The project, supported by a $500,000 grant from the National Science Foundation and called [email protected], will include fiber paths of 10 gigabit/s, 40 gigabit/s, 80 gigabit/s, and 120 gigabit/s between various facilities on the UCSD campus.
“We’ve identified a variety of big data users on this campus who need 10 gigabit/s and faster bandwidth to deal with the avalanche of data coming from scientific instruments such as sequencers, microscopes, and computing clusters,” says Philip Papadopoulos, principal investigator on the [email protected] project.
Papadopoulos says Prism will be 100 times the bandwidth of the UCSD's main campus network.

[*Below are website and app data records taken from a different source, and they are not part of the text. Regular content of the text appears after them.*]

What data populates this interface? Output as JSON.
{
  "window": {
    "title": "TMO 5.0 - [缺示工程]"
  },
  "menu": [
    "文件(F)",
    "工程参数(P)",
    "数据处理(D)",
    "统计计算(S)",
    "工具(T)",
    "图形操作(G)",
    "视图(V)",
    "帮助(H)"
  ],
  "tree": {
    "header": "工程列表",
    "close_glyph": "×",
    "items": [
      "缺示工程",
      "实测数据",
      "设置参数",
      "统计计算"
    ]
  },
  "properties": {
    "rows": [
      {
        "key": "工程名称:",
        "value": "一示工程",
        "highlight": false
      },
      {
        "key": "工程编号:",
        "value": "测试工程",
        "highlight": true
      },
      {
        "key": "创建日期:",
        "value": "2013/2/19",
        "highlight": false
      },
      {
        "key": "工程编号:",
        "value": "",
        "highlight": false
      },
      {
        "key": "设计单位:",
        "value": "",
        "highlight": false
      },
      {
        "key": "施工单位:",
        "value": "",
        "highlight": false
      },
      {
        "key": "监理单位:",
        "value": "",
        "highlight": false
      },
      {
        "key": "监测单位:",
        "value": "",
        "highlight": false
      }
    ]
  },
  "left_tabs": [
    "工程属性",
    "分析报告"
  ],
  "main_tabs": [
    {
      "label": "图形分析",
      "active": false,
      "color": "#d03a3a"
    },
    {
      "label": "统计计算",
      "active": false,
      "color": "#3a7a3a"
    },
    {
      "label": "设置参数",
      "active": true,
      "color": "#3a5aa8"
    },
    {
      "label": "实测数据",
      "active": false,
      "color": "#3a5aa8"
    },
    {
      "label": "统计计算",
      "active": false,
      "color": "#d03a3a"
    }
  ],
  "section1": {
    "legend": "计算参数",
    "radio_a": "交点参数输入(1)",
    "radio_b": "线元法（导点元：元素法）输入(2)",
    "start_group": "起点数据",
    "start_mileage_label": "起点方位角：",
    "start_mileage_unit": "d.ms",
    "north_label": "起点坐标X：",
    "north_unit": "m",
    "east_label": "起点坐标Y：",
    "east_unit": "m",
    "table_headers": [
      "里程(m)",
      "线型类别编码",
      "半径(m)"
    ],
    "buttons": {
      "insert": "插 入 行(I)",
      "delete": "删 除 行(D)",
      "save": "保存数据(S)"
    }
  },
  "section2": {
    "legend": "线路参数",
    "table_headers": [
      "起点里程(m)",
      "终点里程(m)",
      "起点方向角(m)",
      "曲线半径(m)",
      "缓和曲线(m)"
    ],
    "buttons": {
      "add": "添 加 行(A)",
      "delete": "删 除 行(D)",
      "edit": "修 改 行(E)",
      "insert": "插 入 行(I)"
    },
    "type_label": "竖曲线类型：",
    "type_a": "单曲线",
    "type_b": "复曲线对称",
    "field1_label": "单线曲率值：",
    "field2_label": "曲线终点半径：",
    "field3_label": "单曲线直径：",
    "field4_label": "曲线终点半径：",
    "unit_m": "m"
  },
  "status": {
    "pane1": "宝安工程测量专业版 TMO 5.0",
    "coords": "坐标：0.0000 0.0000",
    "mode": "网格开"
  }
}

Larry Smarr, director of the California Institute for Telecommunications and Information Technology, says that if Prism is a success at UCSD, the project will look for ways to expand access to the network.
“UC San Diego has a symbiotic relationship with nearby biotech firms and research institutions on the Torrey Pines Mesa, institutions such as Salk, The Scripps Research Institute, the Sanford Stem Cell Consortium, and Sanford-Burnham,” he says. “We are entering the era of integrated, personalized ‘omics,’ and for San Diego to be a leader, we need to share biomedical data across the Mesa, regardless of which lab generates it.”